DESCRIPTION OF THE TASK
Work through the records below and copy every line that includes "true".

Component data from apps and pages
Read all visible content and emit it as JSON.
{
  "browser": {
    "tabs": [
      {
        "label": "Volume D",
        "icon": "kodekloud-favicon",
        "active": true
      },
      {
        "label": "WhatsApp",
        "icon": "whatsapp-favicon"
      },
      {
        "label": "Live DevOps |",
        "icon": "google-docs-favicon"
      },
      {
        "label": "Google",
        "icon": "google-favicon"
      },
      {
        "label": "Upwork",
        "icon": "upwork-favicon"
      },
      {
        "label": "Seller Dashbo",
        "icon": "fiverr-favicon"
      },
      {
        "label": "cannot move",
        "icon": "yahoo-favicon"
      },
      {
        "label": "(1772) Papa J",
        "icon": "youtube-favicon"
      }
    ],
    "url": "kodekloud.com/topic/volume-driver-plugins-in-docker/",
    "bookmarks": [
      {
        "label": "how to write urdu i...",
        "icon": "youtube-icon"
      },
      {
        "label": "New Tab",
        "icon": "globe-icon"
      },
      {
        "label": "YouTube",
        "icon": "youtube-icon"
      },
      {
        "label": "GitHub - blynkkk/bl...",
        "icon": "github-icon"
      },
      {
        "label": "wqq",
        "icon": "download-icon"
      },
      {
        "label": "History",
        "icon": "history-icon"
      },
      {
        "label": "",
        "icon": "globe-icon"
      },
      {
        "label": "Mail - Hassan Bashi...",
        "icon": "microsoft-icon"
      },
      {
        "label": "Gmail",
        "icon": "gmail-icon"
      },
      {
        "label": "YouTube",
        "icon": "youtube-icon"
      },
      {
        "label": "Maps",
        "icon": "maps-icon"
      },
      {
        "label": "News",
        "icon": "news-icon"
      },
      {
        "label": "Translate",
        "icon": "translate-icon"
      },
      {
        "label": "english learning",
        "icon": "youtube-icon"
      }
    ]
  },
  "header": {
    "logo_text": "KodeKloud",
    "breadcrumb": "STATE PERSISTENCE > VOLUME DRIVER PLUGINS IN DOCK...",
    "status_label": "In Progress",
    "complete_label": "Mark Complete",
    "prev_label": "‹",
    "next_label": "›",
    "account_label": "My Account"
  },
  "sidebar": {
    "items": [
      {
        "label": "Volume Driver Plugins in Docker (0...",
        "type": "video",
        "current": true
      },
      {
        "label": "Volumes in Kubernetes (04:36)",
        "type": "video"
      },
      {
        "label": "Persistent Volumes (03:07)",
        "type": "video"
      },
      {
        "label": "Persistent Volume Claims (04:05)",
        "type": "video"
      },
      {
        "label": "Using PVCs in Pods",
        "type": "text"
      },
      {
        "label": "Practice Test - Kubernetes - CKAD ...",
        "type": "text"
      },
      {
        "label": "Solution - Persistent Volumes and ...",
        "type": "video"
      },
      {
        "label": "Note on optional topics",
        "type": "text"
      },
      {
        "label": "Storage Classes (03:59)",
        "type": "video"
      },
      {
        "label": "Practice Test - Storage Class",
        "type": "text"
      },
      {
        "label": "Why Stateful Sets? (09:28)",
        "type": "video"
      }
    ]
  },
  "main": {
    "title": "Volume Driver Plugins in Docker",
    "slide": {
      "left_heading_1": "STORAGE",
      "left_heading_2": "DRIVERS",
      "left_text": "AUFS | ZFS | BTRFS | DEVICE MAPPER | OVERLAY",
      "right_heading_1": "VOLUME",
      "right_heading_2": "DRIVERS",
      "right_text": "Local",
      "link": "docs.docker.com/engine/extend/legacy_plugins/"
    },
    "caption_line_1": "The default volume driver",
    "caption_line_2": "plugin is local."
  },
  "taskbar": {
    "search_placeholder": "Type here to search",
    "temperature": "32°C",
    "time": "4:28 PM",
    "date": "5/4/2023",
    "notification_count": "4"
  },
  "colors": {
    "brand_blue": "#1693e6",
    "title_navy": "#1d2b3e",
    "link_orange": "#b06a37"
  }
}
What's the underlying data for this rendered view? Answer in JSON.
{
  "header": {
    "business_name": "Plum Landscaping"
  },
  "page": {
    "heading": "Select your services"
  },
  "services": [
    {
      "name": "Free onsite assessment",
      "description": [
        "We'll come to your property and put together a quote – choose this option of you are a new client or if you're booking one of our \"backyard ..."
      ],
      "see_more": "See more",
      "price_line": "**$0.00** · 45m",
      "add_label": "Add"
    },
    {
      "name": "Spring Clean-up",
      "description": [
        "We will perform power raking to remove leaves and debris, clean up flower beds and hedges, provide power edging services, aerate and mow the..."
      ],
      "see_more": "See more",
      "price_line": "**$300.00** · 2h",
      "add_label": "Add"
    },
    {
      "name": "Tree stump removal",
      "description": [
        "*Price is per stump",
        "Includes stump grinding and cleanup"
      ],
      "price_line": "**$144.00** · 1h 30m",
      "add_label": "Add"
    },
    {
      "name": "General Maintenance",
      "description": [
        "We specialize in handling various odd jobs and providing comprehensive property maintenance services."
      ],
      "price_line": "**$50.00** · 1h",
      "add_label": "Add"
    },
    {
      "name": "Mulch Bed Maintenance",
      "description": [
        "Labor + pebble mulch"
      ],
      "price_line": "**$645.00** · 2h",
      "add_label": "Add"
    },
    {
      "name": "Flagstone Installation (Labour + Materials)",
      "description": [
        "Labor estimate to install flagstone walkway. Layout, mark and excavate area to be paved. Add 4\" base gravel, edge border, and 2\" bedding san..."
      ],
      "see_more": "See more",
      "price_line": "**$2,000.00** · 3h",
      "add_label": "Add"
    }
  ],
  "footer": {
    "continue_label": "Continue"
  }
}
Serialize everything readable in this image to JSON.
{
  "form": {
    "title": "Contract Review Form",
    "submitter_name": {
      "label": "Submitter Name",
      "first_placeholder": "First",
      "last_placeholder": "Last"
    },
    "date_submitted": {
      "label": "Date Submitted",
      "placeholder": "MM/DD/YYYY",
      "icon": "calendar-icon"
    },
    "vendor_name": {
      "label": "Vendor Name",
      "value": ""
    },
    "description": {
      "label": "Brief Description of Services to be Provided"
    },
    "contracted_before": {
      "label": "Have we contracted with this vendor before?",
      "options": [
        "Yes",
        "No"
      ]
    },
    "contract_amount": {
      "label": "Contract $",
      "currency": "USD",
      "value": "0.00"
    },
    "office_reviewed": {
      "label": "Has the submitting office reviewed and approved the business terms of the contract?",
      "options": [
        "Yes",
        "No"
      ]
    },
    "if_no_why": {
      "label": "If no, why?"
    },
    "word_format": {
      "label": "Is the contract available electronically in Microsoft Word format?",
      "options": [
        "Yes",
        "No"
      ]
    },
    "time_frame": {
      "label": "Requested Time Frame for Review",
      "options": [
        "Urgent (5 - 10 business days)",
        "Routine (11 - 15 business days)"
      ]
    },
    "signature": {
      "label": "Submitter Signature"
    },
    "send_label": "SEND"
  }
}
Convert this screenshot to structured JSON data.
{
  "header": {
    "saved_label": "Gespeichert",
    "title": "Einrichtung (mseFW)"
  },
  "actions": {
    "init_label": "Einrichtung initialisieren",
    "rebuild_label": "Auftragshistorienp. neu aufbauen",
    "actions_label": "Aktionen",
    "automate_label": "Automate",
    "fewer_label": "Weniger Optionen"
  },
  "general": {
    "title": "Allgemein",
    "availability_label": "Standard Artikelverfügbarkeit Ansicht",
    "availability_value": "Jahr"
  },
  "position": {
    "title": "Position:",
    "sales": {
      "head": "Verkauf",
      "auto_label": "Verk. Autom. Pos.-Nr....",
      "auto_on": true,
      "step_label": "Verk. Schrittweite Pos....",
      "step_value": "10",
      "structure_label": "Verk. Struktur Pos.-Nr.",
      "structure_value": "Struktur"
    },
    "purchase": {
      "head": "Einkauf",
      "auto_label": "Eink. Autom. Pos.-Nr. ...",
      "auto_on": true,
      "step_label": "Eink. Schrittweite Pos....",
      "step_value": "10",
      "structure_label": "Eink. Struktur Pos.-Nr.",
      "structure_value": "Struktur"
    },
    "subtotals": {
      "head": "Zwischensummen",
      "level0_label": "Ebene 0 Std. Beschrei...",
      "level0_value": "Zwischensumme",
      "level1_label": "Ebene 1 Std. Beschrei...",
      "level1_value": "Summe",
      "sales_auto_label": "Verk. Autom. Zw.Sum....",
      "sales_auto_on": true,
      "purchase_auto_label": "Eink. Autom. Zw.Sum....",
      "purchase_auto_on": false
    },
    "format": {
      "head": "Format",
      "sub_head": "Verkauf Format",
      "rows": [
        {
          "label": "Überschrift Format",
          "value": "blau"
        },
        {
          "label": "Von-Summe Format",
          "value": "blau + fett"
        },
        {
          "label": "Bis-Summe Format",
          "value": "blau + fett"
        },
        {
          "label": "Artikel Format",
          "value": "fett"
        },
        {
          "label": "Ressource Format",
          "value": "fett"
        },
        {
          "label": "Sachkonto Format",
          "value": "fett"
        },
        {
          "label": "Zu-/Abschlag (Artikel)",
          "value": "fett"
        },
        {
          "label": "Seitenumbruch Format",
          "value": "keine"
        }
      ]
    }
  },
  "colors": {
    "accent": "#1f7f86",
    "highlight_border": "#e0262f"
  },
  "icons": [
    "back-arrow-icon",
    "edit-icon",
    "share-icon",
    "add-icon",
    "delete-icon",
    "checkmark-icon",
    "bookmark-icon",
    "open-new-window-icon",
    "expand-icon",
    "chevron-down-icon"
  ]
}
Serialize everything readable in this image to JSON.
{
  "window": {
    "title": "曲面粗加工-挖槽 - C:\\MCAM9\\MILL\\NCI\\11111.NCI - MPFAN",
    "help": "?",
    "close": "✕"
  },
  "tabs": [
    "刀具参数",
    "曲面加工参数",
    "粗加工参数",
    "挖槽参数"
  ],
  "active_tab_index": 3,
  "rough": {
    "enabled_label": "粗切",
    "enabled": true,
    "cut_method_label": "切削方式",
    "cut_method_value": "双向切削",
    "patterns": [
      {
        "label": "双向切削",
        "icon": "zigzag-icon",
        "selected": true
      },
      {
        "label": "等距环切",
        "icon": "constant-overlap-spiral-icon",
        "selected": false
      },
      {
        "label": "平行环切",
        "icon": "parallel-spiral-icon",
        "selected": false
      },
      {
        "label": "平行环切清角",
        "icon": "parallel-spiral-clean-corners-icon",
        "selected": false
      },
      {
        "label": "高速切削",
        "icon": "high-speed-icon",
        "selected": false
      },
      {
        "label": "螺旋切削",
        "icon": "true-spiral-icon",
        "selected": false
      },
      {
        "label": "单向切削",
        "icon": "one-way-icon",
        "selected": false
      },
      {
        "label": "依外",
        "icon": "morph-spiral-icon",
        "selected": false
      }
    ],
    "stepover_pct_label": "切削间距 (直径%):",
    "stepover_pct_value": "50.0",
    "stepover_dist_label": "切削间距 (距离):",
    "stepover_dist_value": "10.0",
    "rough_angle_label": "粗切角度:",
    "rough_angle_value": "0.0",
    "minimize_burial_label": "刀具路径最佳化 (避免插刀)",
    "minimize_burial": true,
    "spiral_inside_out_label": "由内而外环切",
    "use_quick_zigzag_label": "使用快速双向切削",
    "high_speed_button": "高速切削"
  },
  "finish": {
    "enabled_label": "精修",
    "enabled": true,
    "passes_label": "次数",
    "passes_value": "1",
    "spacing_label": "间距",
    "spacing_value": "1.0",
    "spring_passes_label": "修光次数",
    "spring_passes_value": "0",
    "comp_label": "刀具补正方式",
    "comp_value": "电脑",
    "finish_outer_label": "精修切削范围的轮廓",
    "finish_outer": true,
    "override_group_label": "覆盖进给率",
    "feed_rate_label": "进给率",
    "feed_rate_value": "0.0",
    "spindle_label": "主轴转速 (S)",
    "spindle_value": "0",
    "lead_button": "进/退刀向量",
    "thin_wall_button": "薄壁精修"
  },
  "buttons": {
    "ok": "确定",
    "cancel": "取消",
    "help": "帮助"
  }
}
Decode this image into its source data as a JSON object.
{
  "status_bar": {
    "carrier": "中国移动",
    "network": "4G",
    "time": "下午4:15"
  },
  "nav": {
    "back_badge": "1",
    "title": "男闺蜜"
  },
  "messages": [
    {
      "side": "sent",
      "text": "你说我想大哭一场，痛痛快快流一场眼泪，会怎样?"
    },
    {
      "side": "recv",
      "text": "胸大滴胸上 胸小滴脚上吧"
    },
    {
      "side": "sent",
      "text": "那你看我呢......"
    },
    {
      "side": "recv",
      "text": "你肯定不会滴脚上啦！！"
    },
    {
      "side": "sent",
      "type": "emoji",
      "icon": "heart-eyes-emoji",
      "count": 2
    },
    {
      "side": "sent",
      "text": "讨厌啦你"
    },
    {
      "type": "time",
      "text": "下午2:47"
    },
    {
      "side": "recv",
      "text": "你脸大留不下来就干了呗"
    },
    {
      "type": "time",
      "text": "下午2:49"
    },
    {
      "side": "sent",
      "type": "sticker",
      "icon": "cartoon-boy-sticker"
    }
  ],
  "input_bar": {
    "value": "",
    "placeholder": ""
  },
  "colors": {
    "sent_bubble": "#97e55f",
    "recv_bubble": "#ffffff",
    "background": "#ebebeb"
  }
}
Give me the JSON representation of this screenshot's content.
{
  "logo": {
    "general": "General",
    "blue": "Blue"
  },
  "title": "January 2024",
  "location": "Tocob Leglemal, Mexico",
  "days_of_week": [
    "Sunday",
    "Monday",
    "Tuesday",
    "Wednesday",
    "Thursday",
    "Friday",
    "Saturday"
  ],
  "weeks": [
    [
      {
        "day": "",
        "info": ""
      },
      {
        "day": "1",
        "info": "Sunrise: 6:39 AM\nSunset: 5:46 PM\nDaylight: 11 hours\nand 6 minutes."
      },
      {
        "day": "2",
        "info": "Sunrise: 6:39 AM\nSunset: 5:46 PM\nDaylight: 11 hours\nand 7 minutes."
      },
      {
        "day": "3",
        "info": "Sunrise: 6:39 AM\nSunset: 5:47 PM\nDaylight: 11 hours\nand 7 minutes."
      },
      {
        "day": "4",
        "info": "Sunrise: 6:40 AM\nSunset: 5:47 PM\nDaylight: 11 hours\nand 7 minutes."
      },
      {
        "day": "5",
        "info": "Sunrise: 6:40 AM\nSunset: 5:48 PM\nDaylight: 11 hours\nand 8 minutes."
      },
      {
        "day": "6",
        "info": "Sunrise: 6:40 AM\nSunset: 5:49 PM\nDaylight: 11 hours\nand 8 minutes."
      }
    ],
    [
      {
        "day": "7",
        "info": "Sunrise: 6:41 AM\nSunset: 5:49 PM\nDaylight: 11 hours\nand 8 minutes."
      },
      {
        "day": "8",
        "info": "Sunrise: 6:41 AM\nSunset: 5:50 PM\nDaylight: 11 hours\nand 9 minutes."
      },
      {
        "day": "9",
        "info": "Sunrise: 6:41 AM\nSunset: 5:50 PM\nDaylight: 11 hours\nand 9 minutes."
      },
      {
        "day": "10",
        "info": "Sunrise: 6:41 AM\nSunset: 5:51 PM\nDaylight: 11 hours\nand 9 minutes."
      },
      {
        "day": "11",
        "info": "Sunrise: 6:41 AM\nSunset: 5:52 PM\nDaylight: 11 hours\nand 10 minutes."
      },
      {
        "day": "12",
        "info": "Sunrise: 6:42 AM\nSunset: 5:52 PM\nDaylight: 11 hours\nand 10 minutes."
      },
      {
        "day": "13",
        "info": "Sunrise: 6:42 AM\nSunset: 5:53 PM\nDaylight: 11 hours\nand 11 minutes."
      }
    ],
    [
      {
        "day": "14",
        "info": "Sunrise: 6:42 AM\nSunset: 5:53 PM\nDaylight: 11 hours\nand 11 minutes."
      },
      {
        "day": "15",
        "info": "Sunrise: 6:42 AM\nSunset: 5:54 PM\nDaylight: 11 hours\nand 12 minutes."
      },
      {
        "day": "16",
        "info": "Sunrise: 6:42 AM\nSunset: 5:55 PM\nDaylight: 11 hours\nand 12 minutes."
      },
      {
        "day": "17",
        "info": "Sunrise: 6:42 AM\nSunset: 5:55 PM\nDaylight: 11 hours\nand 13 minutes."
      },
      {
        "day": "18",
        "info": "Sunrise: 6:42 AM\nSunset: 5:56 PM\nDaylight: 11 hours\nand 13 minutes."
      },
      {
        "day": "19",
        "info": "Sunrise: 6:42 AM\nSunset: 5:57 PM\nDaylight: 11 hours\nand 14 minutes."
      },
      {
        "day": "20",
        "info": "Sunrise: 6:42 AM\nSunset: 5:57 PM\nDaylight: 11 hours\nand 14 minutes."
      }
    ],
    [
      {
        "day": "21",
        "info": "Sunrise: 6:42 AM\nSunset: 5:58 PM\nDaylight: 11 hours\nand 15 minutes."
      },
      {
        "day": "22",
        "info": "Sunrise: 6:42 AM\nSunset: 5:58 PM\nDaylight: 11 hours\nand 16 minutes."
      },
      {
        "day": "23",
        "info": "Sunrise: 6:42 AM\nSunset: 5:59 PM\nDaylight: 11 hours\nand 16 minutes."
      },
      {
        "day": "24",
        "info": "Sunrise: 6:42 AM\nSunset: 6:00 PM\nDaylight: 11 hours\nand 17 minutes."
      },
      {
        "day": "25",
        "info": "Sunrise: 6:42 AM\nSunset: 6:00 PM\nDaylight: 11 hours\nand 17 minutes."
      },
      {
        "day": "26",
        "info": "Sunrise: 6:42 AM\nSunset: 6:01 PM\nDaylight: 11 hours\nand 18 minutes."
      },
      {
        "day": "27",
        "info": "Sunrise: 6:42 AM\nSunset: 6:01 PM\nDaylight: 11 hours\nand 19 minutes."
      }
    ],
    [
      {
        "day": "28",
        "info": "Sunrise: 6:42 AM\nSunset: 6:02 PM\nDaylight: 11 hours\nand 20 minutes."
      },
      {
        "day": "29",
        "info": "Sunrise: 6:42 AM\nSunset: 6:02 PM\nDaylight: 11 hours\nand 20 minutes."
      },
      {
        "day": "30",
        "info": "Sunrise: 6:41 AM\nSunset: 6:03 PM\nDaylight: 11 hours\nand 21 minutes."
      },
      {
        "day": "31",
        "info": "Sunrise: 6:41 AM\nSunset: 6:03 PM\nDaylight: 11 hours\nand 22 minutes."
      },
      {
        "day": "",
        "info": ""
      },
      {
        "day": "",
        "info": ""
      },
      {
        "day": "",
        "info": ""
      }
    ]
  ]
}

ANSWER BELOW
        "active": true
        "current": true
      "auto_on": true,
      "auto_on": true,
      "sales_auto_on": true,
    "enabled": true,
        "selected": true
        "icon": "true-spiral-icon",
    "minimize_burial": true,
    "enabled": true,
    "finish_outer": true,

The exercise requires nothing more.